- TO DO -
Extract each line holding the word "appear" from the entries.
** DATA FOR REVIEW follows **
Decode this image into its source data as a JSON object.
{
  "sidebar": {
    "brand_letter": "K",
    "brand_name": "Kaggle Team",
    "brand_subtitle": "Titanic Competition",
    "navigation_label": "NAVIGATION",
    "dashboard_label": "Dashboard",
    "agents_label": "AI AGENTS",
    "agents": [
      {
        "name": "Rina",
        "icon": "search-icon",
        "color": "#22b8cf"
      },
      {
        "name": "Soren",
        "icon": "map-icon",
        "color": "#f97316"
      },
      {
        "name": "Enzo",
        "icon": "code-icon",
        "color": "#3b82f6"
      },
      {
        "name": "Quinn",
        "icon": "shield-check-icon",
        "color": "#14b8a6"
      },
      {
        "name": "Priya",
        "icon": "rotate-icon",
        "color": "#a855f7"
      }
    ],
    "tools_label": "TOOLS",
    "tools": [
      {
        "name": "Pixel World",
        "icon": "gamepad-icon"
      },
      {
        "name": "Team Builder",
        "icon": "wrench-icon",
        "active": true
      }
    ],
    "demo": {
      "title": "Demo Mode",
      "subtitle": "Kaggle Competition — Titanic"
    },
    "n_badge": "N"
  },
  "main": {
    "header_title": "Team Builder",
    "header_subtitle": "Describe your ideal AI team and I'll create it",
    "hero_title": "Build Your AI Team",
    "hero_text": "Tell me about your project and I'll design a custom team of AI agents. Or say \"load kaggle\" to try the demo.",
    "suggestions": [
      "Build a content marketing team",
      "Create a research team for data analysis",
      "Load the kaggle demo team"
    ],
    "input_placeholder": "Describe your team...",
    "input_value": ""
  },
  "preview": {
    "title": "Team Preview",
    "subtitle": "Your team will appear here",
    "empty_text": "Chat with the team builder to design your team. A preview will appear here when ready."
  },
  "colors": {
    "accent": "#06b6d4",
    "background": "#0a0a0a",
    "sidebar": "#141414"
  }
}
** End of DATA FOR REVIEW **
- ANSWER TO THIS PROBLEM -
    "subtitle": "Your team will appear here",
    "empty_text": "Chat with the team builder to design your team. A preview will appear here when ready."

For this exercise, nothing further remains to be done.